++++ Data for review ++++
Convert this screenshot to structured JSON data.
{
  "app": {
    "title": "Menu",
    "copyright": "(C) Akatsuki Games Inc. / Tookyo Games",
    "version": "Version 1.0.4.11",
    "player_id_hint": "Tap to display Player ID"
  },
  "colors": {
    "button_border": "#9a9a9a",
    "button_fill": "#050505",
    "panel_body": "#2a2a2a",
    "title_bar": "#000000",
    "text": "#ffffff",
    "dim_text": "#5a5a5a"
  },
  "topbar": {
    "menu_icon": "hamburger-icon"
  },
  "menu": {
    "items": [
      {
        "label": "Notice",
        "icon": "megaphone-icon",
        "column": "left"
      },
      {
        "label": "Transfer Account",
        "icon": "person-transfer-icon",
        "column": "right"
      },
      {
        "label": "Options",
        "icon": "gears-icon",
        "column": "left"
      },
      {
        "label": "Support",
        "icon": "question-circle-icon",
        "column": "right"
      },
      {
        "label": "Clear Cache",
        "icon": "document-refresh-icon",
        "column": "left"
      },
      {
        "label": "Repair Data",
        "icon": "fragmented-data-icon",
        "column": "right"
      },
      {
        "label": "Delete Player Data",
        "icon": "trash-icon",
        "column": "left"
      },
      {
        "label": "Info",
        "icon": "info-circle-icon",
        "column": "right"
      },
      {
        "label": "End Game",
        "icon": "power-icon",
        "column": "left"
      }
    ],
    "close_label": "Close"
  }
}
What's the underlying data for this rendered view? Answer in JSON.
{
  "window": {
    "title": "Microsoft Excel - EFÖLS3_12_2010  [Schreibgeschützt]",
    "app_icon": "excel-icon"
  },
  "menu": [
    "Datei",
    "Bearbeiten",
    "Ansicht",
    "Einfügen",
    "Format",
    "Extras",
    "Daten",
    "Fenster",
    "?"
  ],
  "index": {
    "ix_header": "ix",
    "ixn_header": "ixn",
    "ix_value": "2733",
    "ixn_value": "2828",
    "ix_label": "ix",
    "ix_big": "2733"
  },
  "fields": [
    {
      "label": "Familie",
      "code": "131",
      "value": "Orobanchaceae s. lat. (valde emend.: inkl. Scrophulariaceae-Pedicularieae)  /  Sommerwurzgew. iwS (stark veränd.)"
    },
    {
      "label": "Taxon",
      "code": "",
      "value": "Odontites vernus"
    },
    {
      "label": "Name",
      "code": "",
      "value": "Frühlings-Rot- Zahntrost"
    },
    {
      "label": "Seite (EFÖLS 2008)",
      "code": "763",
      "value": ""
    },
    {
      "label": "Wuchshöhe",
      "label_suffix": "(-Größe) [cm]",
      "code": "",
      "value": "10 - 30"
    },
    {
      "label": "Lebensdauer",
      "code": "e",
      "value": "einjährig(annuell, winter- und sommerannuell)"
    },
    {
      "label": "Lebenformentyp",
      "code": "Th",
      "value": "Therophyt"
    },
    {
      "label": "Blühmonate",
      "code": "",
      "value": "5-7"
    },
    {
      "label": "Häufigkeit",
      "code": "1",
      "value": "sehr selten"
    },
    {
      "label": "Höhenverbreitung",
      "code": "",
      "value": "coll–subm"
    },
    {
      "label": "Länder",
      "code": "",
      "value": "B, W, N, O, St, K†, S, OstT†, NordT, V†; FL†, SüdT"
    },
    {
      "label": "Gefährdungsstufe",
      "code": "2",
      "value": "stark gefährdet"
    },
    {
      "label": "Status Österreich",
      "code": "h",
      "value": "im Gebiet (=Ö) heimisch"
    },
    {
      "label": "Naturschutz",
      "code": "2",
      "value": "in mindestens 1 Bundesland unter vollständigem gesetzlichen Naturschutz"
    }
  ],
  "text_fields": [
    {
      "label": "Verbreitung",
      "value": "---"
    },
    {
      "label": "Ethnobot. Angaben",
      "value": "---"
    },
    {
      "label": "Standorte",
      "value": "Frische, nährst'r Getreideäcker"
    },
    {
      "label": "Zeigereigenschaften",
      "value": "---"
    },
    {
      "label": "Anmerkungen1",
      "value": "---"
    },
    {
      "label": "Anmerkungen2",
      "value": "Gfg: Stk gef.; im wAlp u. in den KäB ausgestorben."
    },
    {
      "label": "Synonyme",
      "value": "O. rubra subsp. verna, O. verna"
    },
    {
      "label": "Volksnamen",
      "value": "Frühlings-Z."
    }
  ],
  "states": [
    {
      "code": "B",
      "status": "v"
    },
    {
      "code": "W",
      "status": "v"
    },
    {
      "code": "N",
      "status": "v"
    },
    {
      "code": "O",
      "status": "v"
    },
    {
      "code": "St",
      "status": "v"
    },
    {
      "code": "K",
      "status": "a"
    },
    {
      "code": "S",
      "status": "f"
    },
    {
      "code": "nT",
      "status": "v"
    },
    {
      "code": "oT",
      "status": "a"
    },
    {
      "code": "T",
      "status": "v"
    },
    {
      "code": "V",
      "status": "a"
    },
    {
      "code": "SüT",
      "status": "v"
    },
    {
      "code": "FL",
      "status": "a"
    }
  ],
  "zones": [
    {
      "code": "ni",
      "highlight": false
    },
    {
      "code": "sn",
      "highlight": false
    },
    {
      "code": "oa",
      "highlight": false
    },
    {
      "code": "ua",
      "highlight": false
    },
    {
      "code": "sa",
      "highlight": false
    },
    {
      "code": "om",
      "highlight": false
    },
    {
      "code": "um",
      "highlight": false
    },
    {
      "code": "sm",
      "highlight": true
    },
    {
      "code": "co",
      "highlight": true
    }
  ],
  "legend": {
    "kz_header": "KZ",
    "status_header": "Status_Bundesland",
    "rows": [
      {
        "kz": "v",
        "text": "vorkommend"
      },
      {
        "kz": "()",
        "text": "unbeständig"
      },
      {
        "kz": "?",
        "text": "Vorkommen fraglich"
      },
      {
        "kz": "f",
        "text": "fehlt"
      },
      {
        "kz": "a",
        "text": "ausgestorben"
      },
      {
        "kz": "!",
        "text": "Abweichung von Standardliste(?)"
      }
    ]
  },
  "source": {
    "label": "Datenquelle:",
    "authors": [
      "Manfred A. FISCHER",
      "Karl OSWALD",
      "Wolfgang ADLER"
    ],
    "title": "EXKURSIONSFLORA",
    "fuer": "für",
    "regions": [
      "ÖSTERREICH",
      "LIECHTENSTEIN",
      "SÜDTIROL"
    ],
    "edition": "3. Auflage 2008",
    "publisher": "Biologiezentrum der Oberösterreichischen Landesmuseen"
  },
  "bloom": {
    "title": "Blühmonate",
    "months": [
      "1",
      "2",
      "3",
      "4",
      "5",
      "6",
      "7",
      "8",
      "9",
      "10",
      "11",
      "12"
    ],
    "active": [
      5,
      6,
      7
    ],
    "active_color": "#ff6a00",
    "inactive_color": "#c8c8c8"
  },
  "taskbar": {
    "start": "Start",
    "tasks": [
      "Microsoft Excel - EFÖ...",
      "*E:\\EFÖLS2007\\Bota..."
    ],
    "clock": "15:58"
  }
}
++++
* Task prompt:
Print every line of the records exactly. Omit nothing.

* Task output:
Convert this screenshot to structured JSON data.
{
  "app": {
    "title": "Menu",
    "copyright": "(C) Akatsuki Games Inc. / Tookyo Games",
    "version": "Version 1.0.4.11",
    "player_id_hint": "Tap to display Player ID"
  },
  "colors": {
    "button_border": "#9a9a9a",
    "button_fill": "#050505",
    "panel_body": "#2a2a2a",
    "title_bar": "#000000",
    "text": "#ffffff",
    "dim_text": "#5a5a5a"
  },
  "topbar": {
    "menu_icon": "hamburger-icon"
  },
  "menu": {
    "items": [
      {
        "label": "Notice",
        "icon": "megaphone-icon",
        "column": "left"
      },
      {
        "label": "Transfer Account",
        "icon": "person-transfer-icon",
        "column": "right"
      },
      {
        "label": "Options",
        "icon": "gears-icon",
        "column": "left"
      },
      {
        "label": "Support",
        "icon": "question-circle-icon",
        "column": "right"
      },
      {
        "label": "Clear Cache",
        "icon": "document-refresh-icon",
        "column": "left"
      },
      {
        "label": "Repair Data",
        "icon": "fragmented-data-icon",
        "column": "right"
      },
      {
        "label": "Delete Player Data",
        "icon": "trash-icon",
        "column": "left"
      },
      {
        "label": "Info",
        "icon": "info-circle-icon",
        "column": "right"
      },
      {
        "label": "End Game",
        "icon": "power-icon",
        "column": "left"
      }
    ],
    "close_label": "Close"
  }
}
What's the underlying data for this rendered view? Answer in JSON.
{
  "window": {
    "title": "Microsoft Excel - EFÖLS3_12_2010  [Schreibgeschützt]",
    "app_icon": "excel-icon"
  },
  "menu": [
    "Datei",
    "Bearbeiten",
    "Ansicht",
    "Einfügen",
    "Format",
    "Extras",
    "Daten",
    "Fenster",
    "?"
  ],
  "index": {
    "ix_header": "ix",
    "ixn_header": "ixn",
    "ix_value": "2733",
    "ixn_value": "2828",
    "ix_label": "ix",
    "ix_big": "2733"
  },
  "fields": [
    {
      "label": "Familie",
      "code": "131",
      "value": "Orobanchaceae s. lat. (valde emend.: inkl. Scrophulariaceae-Pedicularieae)  /  Sommerwurzgew. iwS (stark veränd.)"
    },
    {
      "label": "Taxon",
      "code": "",
      "value": "Odontites vernus"
    },
    {
      "label": "Name",
      "code": "",
      "value": "Frühlings-Rot- Zahntrost"
    },
    {
      "label": "Seite (EFÖLS 2008)",
      "code": "763",
      "value": ""
    },
    {
      "label": "Wuchshöhe",
      "label_suffix": "(-Größe) [cm]",
      "code": "",
      "value": "10 - 30"
    },
    {
      "label": "Lebensdauer",
      "code": "e",
      "value": "einjährig(annuell, winter- und sommerannuell)"
    },
    {
      "label": "Lebenformentyp",
      "code": "Th",
      "value": "Therophyt"
    },
    {
      "label": "Blühmonate",
      "code": "",
      "value": "5-7"
    },
    {
      "label": "Häufigkeit",
      "code": "1",
      "value": "sehr selten"
    },
    {
      "label": "Höhenverbreitung",
      "code": "",
      "value": "coll–subm"
    },
    {
      "label": "Länder",
      "code": "",
      "value": "B, W, N, O, St, K†, S, OstT†, NordT, V†; FL†, SüdT"
    },
    {
      "label": "Gefährdungsstufe",
      "code": "2",
      "value": "stark gefährdet"
    },
    {
      "label": "Status Österreich",
      "code": "h",
      "value": "im Gebiet (=Ö) heimisch"
    },
    {
      "label": "Naturschutz",
      "code": "2",
      "value": "in mindestens 1 Bundesland unter vollständigem gesetzlichen Naturschutz"
    }
  ],
  "text_fields": [
    {
      "label": "Verbreitung",
      "value": "---"
    },
    {
      "label": "Ethnobot. Angaben",
      "value": "---"
    },
    {
      "label": "Standorte",
      "value": "Frische, nährst'r Getreideäcker"
    },
    {
      "label": "Zeigereigenschaften",
      "value": "---"
    },
    {
      "label": "Anmerkungen1",
      "value": "---"
    },
    {
      "label": "Anmerkungen2",
      "value": "Gfg: Stk gef.; im wAlp u. in den KäB ausgestorben."
    },
    {
      "label": "Synonyme",
      "value": "O. rubra subsp. verna, O. verna"
    },
    {
      "label": "Volksnamen",
      "value": "Frühlings-Z."
    }
  ],
  "states": [
    {
      "code": "B",
      "status": "v"
    },
    {
      "code": "W",
      "status": "v"
    },
    {
      "code": "N",
      "status": "v"
    },
    {
      "code": "O",
      "status": "v"
    },
    {
      "code": "St",
      "status": "v"
    },
    {
      "code": "K",
      "status": "a"
    },
    {
      "code": "S",
      "status": "f"
    },
    {
      "code": "nT",
      "status": "v"
    },
    {
      "code": "oT",
      "status": "a"
    },
    {
      "code": "T",
      "status": "v"
    },
    {
      "code": "V",
      "status": "a"
    },
    {
      "code": "SüT",
      "status": "v"
    },
    {
      "code": "FL",
      "status": "a"
    }
  ],
  "zones": [
    {
      "code": "ni",
      "highlight": false
    },
    {
      "code": "sn",
      "highlight": false
    },
    {
      "code": "oa",
      "highlight": false
    },
    {
      "code": "ua",
      "highlight": false
    },
    {
      "code": "sa",
      "highlight": false
    },
    {
      "code": "om",
      "highlight": false
    },
    {
      "code": "um",
      "highlight": false
    },
    {
      "code": "sm",
      "highlight": true
    },
    {
      "code": "co",
      "highlight": true
    }
  ],
  "legend": {
    "kz_header": "KZ",
    "status_header": "Status_Bundesland",
    "rows": [
      {
        "kz": "v",
        "text": "vorkommend"
      },
      {
        "kz": "()",
        "text": "unbeständig"
      },
      {
        "kz": "?",
        "text": "Vorkommen fraglich"
      },
      {
        "kz": "f",
        "text": "fehlt"
      },
      {
        "kz": "a",
        "text": "ausgestorben"
      },
      {
        "kz": "!",
        "text": "Abweichung von Standardliste(?)"
      }
    ]
  },
  "source": {
    "label": "Datenquelle:",
    "authors": [
      "Manfred A. FISCHER",
      "Karl OSWALD",
      "Wolfgang ADLER"
    ],
    "title": "EXKURSIONSFLORA",
    "fuer": "für",
    "regions": [
      "ÖSTERREICH",
      "LIECHTENSTEIN",
      "SÜDTIROL"
    ],
    "edition": "3. Auflage 2008",
    "publisher": "Biologiezentrum der Oberösterreichischen Landesmuseen"
  },
  "bloom": {
    "title": "Blühmonate",
    "months": [
      "1",
      "2",
      "3",
      "4",
      "5",
      "6",
      "7",
      "8",
      "9",
      "10",
      "11",
      "12"
    ],
    "active": [
      5,
      6,
      7
    ],
    "active_color": "#ff6a00",
    "inactive_color": "#c8c8c8"
  },
  "taskbar": {
    "start": "Start",
    "tasks": [
      "Microsoft Excel - EFÖ...",
      "*E:\\EFÖLS2007\\Bota..."
    ],
    "clock": "15:58"
  }
}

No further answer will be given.